AIM OF THE TASK: Down to the last character, repeat the data that follows.

PROVIDED RECORDS:
++++++++++

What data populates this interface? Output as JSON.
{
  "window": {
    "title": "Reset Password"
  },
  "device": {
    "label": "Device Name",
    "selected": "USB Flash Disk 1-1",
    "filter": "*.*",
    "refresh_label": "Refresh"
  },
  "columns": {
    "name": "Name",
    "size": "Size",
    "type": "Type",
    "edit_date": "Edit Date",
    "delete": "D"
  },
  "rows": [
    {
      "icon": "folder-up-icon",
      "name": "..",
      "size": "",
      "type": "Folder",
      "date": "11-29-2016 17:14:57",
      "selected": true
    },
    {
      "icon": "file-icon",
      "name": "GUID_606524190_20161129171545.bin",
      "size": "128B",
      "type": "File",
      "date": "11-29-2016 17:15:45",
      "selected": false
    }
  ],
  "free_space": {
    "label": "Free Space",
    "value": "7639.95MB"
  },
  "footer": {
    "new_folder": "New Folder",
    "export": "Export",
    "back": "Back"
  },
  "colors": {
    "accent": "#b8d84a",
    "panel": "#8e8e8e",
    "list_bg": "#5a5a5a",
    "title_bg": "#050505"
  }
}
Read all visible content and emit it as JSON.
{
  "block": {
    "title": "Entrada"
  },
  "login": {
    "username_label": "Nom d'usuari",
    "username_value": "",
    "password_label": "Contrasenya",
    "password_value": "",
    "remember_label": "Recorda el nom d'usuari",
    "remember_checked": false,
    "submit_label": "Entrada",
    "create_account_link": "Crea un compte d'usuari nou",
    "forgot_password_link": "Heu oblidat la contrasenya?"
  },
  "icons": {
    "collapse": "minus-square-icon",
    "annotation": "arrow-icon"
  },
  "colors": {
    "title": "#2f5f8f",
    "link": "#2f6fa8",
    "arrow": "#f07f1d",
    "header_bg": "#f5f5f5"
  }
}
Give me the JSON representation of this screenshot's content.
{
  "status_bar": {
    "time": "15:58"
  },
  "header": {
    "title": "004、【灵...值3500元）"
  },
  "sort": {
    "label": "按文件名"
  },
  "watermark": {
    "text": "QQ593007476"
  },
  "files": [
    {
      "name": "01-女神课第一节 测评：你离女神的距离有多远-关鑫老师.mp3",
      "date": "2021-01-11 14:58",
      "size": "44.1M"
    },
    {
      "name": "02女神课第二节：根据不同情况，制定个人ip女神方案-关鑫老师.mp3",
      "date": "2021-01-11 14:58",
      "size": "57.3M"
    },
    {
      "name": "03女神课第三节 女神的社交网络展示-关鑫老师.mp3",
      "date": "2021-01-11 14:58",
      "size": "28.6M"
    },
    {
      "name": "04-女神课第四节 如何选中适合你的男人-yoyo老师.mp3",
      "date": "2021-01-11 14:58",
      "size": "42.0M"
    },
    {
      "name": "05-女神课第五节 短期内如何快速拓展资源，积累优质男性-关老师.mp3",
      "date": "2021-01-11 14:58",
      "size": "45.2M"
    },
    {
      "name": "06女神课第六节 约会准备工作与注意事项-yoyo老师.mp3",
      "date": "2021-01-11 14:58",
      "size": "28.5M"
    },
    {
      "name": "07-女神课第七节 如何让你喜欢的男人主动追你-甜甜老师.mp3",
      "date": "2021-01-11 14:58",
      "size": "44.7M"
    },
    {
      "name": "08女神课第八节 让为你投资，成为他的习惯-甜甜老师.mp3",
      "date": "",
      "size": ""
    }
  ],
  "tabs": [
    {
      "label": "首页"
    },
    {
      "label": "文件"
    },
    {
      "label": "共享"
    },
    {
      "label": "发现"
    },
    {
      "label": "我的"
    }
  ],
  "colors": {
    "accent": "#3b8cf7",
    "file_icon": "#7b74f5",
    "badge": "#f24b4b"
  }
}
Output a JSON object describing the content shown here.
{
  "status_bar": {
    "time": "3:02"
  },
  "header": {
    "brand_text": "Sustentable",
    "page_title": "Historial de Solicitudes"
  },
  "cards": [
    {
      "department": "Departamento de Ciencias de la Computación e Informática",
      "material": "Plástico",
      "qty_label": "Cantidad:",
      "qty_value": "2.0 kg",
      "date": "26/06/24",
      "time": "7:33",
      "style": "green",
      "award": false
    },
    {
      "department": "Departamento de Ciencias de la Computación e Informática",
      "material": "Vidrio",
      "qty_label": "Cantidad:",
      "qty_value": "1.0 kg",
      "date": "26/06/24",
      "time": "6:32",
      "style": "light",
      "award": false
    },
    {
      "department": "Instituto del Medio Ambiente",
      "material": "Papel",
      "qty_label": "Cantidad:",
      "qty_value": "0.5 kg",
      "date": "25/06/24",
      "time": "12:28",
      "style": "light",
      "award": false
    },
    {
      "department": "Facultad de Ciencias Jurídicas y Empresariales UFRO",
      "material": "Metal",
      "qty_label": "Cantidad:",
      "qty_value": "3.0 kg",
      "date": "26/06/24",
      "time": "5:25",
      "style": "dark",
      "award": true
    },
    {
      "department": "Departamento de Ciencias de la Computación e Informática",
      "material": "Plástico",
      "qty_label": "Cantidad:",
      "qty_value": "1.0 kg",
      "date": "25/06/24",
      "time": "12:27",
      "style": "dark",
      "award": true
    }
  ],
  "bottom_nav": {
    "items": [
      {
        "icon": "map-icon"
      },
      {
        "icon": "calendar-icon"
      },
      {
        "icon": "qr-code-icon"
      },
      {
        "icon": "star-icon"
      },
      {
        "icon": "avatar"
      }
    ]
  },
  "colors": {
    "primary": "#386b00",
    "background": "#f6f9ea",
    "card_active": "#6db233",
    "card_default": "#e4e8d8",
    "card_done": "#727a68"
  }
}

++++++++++

EXERCISE ANSWER:
What data populates this interface? Output as JSON.
{
  "window": {
    "title": "Reset Password"
  },
  "device": {
    "label": "Device Name",
    "selected": "USB Flash Disk 1-1",
    "filter": "*.*",
    "refresh_label": "Refresh"
  },
  "columns": {
    "name": "Name",
    "size": "Size",
    "type": "Type",
    "edit_date": "Edit Date",
    "delete": "D"
  },
  "rows": [
    {
      "icon": "folder-up-icon",
      "name": "..",
      "size": "",
      "type": "Folder",
      "date": "11-29-2016 17:14:57",
      "selected": true
    },
    {
      "icon": "file-icon",
      "name": "GUID_606524190_20161129171545.bin",
      "size": "128B",
      "type": "File",
      "date": "11-29-2016 17:15:45",
      "selected": false
    }
  ],
  "free_space": {
    "label": "Free Space",
    "value": "7639.95MB"
  },
  "footer": {
    "new_folder": "New Folder",
    "export": "Export",
    "back": "Back"
  },
  "colors": {
    "accent": "#b8d84a",
    "panel": "#8e8e8e",
    "list_bg": "#5a5a5a",
    "title_bg": "#050505"
  }
}
Read all visible content and emit it as JSON.
{
  "block": {
    "title": "Entrada"
  },
  "login": {
    "username_label": "Nom d'usuari",
    "username_value": "",
    "password_label": "Contrasenya",
    "password_value": "",
    "remember_label": "Recorda el nom d'usuari",
    "remember_checked": false,
    "submit_label": "Entrada",
    "create_account_link": "Crea un compte d'usuari nou",
    "forgot_password_link": "Heu oblidat la contrasenya?"
  },
  "icons": {
    "collapse": "minus-square-icon",
    "annotation": "arrow-icon"
  },
  "colors": {
    "title": "#2f5f8f",
    "link": "#2f6fa8",
    "arrow": "#f07f1d",
    "header_bg": "#f5f5f5"
  }
}
Give me the JSON representation of this screenshot's content.
{
  "status_bar": {
    "time": "15:58"
  },
  "header": {
    "title": "004、【灵...值3500元）"
  },
  "sort": {
    "label": "按文件名"
  },
  "watermark": {
    "text": "QQ593007476"
  },
  "files": [
    {
      "name": "01-女神课第一节 测评：你离女神的距离有多远-关鑫老师.mp3",
      "date": "2021-01-11 14:58",
      "size": "44.1M"
    },
    {
      "name": "02女神课第二节：根据不同情况，制定个人ip女神方案-关鑫老师.mp3",
      "date": "2021-01-11 14:58",
      "size": "57.3M"
    },
    {
      "name": "03女神课第三节 女神的社交网络展示-关鑫老师.mp3",
      "date": "2021-01-11 14:58",
      "size": "28.6M"
    },
    {
      "name": "04-女神课第四节 如何选中适合你的男人-yoyo老师.mp3",
      "date": "2021-01-11 14:58",
      "size": "42.0M"
    },
    {
      "name": "05-女神课第五节 短期内如何快速拓展资源，积累优质男性-关老师.mp3",
      "date": "2021-01-11 14:58",
      "size": "45.2M"
    },
    {
      "name": "06女神课第六节 约会准备工作与注意事项-yoyo老师.mp3",
      "date": "2021-01-11 14:58",
      "size": "28.5M"
    },
    {
      "name": "07-女神课第七节 如何让你喜欢的男人主动追你-甜甜老师.mp3",
      "date": "2021-01-11 14:58",
      "size": "44.7M"
    },
    {
      "name": "08女神课第八节 让为你投资，成为他的习惯-甜甜老师.mp3",
      "date": "",
      "size": ""
    }
  ],
  "tabs": [
    {
      "label": "首页"
    },
    {
      "label": "文件"
    },
    {
      "label": "共享"
    },
    {
      "label": "发现"
    },
    {
      "label": "我的"
    }
  ],
  "colors": {
    "accent": "#3b8cf7",
    "file_icon": "#7b74f5",
    "badge": "#f24b4b"
  }
}
Output a JSON object describing the content shown here.
{
  "status_bar": {
    "time": "3:02"
  },
  "header": {
    "brand_text": "Sustentable",
    "page_title": "Historial de Solicitudes"
  },
  "cards": [
    {
      "department": "Departamento de Ciencias de la Computación e Informática",
      "material": "Plástico",
      "qty_label": "Cantidad:",
      "qty_value": "2.0 kg",
      "date": "26/06/24",
      "time": "7:33",
      "style": "green",
      "award": false
    },
    {
      "department": "Departamento de Ciencias de la Computación e Informática",
      "material": "Vidrio",
      "qty_label": "Cantidad:",
      "qty_value": "1.0 kg",
      "date": "26/06/24",
      "time": "6:32",
      "style": "light",
      "award": false
    },
    {
      "department": "Instituto del Medio Ambiente",
      "material": "Papel",
      "qty_label": "Cantidad:",
      "qty_value": "0.5 kg",
      "date": "25/06/24",
      "time": "12:28",
      "style": "light",
      "award": false
    },
    {
      "department": "Facultad de Ciencias Jurídicas y Empresariales UFRO",
      "material": "Metal",
      "qty_label": "Cantidad:",
      "qty_value": "3.0 kg",
      "date": "26/06/24",
      "time": "5:25",
      "style": "dark",
      "award": true
    },
    {
      "department": "Departamento de Ciencias de la Computación e Informática",
      "material": "Plástico",
      "qty_label": "Cantidad:",
      "qty_value": "1.0 kg",
      "date": "25/06/24",
      "time": "12:27",
      "style": "dark",
      "award": true
    }
  ],
  "bottom_nav": {
    "items": [
      {
        "icon": "map-icon"
      },
      {
        "icon": "calendar-icon"
      },
      {
        "icon": "qr-code-icon"
      },
      {
        "icon": "star-icon"
      },
      {
        "icon": "avatar"
      }
    ]
  },
  "colors": {
    "primary": "#386b00",
    "background": "#f6f9ea",
    "card_active": "#6db233",
    "card_default": "#e4e8d8",
    "card_done": "#727a68"
  }
}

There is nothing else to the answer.